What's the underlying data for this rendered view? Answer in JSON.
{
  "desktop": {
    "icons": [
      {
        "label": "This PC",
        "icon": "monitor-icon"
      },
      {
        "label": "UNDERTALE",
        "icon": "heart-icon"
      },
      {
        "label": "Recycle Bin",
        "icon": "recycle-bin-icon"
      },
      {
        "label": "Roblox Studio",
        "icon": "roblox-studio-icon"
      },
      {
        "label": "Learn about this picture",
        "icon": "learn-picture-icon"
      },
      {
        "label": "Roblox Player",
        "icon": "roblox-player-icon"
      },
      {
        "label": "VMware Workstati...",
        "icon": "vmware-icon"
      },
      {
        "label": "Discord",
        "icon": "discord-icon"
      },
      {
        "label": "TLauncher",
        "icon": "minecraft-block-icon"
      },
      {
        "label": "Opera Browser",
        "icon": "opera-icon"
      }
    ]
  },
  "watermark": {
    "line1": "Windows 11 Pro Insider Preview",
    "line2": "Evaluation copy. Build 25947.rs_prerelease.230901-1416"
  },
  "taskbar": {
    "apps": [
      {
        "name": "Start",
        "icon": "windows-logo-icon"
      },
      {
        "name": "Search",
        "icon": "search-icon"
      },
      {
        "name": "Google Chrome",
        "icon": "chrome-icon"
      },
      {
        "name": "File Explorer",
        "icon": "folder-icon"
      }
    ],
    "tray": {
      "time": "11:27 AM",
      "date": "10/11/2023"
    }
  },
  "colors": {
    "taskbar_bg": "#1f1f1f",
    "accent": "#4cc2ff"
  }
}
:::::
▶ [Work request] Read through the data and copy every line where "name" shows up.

▶ [Written solution]
        "name": "Start",
        "name": "Search",
        "name": "Google Chrome",
        "name": "File Explorer",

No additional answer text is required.